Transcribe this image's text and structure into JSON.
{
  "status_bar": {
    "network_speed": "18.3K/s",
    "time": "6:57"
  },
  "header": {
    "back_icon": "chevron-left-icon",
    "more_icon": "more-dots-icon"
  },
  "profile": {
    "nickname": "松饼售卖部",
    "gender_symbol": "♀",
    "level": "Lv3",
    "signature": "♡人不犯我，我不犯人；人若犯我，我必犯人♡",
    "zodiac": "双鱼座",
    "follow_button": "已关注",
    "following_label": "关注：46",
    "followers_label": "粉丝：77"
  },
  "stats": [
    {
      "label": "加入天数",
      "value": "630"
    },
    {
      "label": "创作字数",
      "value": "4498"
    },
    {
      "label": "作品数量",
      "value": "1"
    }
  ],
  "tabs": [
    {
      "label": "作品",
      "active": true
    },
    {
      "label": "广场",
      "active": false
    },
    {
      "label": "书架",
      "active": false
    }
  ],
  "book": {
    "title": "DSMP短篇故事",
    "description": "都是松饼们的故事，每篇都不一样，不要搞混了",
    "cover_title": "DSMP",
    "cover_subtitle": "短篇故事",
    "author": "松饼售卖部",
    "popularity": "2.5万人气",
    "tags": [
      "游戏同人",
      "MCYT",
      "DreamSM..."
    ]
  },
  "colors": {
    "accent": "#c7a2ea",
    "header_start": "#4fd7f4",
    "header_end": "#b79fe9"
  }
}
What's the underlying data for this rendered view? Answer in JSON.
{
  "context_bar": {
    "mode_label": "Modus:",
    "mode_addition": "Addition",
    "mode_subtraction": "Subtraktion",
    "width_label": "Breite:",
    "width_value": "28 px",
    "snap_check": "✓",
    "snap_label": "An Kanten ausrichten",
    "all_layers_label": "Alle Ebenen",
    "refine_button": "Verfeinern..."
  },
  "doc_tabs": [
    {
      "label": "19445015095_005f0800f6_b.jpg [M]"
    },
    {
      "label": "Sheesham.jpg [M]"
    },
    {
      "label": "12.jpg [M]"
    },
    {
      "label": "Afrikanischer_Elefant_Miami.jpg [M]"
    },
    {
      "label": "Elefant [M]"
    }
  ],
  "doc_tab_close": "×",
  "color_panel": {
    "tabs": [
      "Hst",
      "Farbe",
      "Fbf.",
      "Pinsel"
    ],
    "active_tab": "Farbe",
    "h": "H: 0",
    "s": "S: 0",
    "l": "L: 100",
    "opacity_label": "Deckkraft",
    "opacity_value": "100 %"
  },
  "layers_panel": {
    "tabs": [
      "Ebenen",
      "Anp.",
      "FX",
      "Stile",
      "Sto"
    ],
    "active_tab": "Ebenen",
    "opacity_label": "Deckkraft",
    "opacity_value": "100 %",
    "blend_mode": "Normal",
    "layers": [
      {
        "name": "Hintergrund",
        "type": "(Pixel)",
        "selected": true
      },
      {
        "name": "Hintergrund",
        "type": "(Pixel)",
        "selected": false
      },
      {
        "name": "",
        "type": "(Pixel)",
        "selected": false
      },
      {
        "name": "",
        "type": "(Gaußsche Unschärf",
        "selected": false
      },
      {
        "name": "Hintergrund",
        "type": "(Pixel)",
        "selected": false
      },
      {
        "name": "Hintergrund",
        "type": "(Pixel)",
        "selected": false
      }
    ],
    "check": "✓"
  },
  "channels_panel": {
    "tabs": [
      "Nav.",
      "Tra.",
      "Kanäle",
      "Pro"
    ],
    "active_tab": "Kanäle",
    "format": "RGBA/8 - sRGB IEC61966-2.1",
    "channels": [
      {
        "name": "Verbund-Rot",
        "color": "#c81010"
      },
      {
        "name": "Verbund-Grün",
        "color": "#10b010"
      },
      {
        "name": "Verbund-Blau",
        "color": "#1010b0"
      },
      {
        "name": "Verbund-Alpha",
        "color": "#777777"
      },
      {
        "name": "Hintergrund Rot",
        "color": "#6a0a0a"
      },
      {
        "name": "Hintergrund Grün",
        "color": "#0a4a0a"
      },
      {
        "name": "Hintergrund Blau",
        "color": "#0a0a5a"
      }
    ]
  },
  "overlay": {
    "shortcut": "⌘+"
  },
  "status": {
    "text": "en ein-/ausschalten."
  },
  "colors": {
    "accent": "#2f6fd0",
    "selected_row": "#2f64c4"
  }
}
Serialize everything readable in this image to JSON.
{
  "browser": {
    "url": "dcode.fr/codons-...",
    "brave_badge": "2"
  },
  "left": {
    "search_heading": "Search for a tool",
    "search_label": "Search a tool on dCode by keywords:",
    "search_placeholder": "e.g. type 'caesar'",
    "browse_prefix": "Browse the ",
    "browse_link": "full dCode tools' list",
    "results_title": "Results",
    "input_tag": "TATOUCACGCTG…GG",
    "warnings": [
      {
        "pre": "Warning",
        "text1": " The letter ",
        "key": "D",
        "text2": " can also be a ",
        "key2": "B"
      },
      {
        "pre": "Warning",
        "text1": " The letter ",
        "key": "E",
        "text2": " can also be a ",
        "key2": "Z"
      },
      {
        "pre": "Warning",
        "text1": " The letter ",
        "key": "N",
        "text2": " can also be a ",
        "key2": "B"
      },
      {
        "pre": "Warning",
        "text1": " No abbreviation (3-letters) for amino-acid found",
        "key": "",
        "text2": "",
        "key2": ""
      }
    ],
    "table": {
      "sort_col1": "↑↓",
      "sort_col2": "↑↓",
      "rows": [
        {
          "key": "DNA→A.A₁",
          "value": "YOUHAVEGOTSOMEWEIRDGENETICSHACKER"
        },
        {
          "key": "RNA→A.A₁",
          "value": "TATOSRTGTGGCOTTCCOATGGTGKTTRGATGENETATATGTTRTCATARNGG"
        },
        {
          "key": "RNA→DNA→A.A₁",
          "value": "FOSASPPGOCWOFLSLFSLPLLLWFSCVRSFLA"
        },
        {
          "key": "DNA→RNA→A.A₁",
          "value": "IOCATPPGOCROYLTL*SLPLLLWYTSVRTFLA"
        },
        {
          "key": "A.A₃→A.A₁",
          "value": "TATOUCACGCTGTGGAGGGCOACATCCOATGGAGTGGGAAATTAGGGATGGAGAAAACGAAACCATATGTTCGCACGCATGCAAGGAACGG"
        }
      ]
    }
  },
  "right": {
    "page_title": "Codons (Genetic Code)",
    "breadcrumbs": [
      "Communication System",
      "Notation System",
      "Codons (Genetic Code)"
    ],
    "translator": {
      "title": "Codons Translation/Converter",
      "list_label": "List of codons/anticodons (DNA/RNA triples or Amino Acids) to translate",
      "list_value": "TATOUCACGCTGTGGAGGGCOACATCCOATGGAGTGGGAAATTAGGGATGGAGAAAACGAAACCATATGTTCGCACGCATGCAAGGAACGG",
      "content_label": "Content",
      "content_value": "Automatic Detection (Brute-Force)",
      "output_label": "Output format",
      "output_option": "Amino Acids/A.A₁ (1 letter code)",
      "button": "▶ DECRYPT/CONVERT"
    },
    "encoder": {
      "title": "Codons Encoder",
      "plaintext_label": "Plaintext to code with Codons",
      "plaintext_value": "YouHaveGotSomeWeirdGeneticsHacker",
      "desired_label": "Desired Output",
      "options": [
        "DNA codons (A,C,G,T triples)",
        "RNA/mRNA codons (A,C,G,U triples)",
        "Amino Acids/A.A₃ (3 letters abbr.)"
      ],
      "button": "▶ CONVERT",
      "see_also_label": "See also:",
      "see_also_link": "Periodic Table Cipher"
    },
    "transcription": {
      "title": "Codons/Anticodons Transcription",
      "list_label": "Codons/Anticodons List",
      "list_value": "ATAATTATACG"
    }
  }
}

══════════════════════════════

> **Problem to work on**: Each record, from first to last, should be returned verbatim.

> **Exercise answer**:
Transcribe this image's text and structure into JSON.
{
  "status_bar": {
    "network_speed": "18.3K/s",
    "time": "6:57"
  },
  "header": {
    "back_icon": "chevron-left-icon",
    "more_icon": "more-dots-icon"
  },
  "profile": {
    "nickname": "松饼售卖部",
    "gender_symbol": "♀",
    "level": "Lv3",
    "signature": "♡人不犯我，我不犯人；人若犯我，我必犯人♡",
    "zodiac": "双鱼座",
    "follow_button": "已关注",
    "following_label": "关注：46",
    "followers_label": "粉丝：77"
  },
  "stats": [
    {
      "label": "加入天数",
      "value": "630"
    },
    {
      "label": "创作字数",
      "value": "4498"
    },
    {
      "label": "作品数量",
      "value": "1"
    }
  ],
  "tabs": [
    {
      "label": "作品",
      "active": true
    },
    {
      "label": "广场",
      "active": false
    },
    {
      "label": "书架",
      "active": false
    }
  ],
  "book": {
    "title": "DSMP短篇故事",
    "description": "都是松饼们的故事，每篇都不一样，不要搞混了",
    "cover_title": "DSMP",
    "cover_subtitle": "短篇故事",
    "author": "松饼售卖部",
    "popularity": "2.5万人气",
    "tags": [
      "游戏同人",
      "MCYT",
      "DreamSM..."
    ]
  },
  "colors": {
    "accent": "#c7a2ea",
    "header_start": "#4fd7f4",
    "header_end": "#b79fe9"
  }
}
What's the underlying data for this rendered view? Answer in JSON.
{
  "context_bar": {
    "mode_label": "Modus:",
    "mode_addition": "Addition",
    "mode_subtraction": "Subtraktion",
    "width_label": "Breite:",
    "width_value": "28 px",
    "snap_check": "✓",
    "snap_label": "An Kanten ausrichten",
    "all_layers_label": "Alle Ebenen",
    "refine_button": "Verfeinern..."
  },
  "doc_tabs": [
    {
      "label": "19445015095_005f0800f6_b.jpg [M]"
    },
    {
      "label": "Sheesham.jpg [M]"
    },
    {
      "label": "12.jpg [M]"
    },
    {
      "label": "Afrikanischer_Elefant_Miami.jpg [M]"
    },
    {
      "label": "Elefant [M]"
    }
  ],
  "doc_tab_close": "×",
  "color_panel": {
    "tabs": [
      "Hst",
      "Farbe",
      "Fbf.",
      "Pinsel"
    ],
    "active_tab": "Farbe",
    "h": "H: 0",
    "s": "S: 0",
    "l": "L: 100",
    "opacity_label": "Deckkraft",
    "opacity_value": "100 %"
  },
  "layers_panel": {
    "tabs": [
      "Ebenen",
      "Anp.",
      "FX",
      "Stile",
      "Sto"
    ],
    "active_tab": "Ebenen",
    "opacity_label": "Deckkraft",
    "opacity_value": "100 %",
    "blend_mode": "Normal",
    "layers": [
      {
        "name": "Hintergrund",
        "type": "(Pixel)",
        "selected": true
      },
      {
        "name": "Hintergrund",
        "type": "(Pixel)",
        "selected": false
      },
      {
        "name": "",
        "type": "(Pixel)",
        "selected": false
      },
      {
        "name": "",
        "type": "(Gaußsche Unschärf",
        "selected": false
      },
      {
        "name": "Hintergrund",
        "type": "(Pixel)",
        "selected": false
      },
      {
        "name": "Hintergrund",
        "type": "(Pixel)",
        "selected": false
      }
    ],
    "check": "✓"
  },
  "channels_panel": {
    "tabs": [
      "Nav.",
      "Tra.",
      "Kanäle",
      "Pro"
    ],
    "active_tab": "Kanäle",
    "format": "RGBA/8 - sRGB IEC61966-2.1",
    "channels": [
      {
        "name": "Verbund-Rot",
        "color": "#c81010"
      },
      {
        "name": "Verbund-Grün",
        "color": "#10b010"
      },
      {
        "name": "Verbund-Blau",
        "color": "#1010b0"
      },
      {
        "name": "Verbund-Alpha",
        "color": "#777777"
      },
      {
        "name": "Hintergrund Rot",
        "color": "#6a0a0a"
      },
      {
        "name": "Hintergrund Grün",
        "color": "#0a4a0a"
      },
      {
        "name": "Hintergrund Blau",
        "color": "#0a0a5a"
      }
    ]
  },
  "overlay": {
    "shortcut": "⌘+"
  },
  "status": {
    "text": "en ein-/ausschalten."
  },
  "colors": {
    "accent": "#2f6fd0",
    "selected_row": "#2f64c4"
  }
}
Serialize everything readable in this image to JSON.
{
  "browser": {
    "url": "dcode.fr/codons-...",
    "brave_badge": "2"
  },
  "left": {
    "search_heading": "Search for a tool",
    "search_label": "Search a tool on dCode by keywords:",
    "search_placeholder": "e.g. type 'caesar'",
    "browse_prefix": "Browse the ",
    "browse_link": "full dCode tools' list",
    "results_title": "Results",
    "input_tag": "TATOUCACGCTG…GG",
    "warnings": [
      {
        "pre": "Warning",
        "text1": " The letter ",
        "key": "D",
        "text2": " can also be a ",
        "key2": "B"
      },
      {
        "pre": "Warning",
        "text1": " The letter ",
        "key": "E",
        "text2": " can also be a ",
        "key2": "Z"
      },
      {
        "pre": "Warning",
        "text1": " The letter ",
        "key": "N",
        "text2": " can also be a ",
        "key2": "B"
      },
      {
        "pre": "Warning",
        "text1": " No abbreviation (3-letters) for amino-acid found",
        "key": "",
        "text2": "",
        "key2": ""
      }
    ],
    "table": {
      "sort_col1": "↑↓",
      "sort_col2": "↑↓",
      "rows": [
        {
          "key": "DNA→A.A₁",
          "value": "YOUHAVEGOTSOMEWEIRDGENETICSHACKER"
        },
        {
          "key": "RNA→A.A₁",
          "value": "TATOSRTGTGGCOTTCCOATGGTGKTTRGATGENETATATGTTRTCATARNGG"
        },
        {
          "key": "RNA→DNA→A.A₁",
          "value": "FOSASPPGOCWOFLSLFSLPLLLWFSCVRSFLA"
        },
        {
          "key": "DNA→RNA→A.A₁",
          "value": "IOCATPPGOCROYLTL*SLPLLLWYTSVRTFLA"
        },
        {
          "key": "A.A₃→A.A₁",
          "value": "TATOUCACGCTGTGGAGGGCOACATCCOATGGAGTGGGAAATTAGGGATGGAGAAAACGAAACCATATGTTCGCACGCATGCAAGGAACGG"
        }
      ]
    }
  },
  "right": {
    "page_title": "Codons (Genetic Code)",
    "breadcrumbs": [
      "Communication System",
      "Notation System",
      "Codons (Genetic Code)"
    ],
    "translator": {
      "title": "Codons Translation/Converter",
      "list_label": "List of codons/anticodons (DNA/RNA triples or Amino Acids) to translate",
      "list_value": "TATOUCACGCTGTGGAGGGCOACATCCOATGGAGTGGGAAATTAGGGATGGAGAAAACGAAACCATATGTTCGCACGCATGCAAGGAACGG",
      "content_label": "Content",
      "content_value": "Automatic Detection (Brute-Force)",
      "output_label": "Output format",
      "output_option": "Amino Acids/A.A₁ (1 letter code)",
      "button": "▶ DECRYPT/CONVERT"
    },
    "encoder": {
      "title": "Codons Encoder",
      "plaintext_label": "Plaintext to code with Codons",
      "plaintext_value": "YouHaveGotSomeWeirdGeneticsHacker",
      "desired_label": "Desired Output",
      "options": [
        "DNA codons (A,C,G,T triples)",
        "RNA/mRNA codons (A,C,G,U triples)",
        "Amino Acids/A.A₃ (3 letters abbr.)"
      ],
      "button": "▶ CONVERT",
      "see_also_label": "See also:",
      "see_also_link": "Periodic Table Cipher"
    },
    "transcription": {
      "title": "Codons/Anticodons Transcription",
      "list_label": "Codons/Anticodons List",
      "list_value": "ATAATTATACG"
    }
  }
}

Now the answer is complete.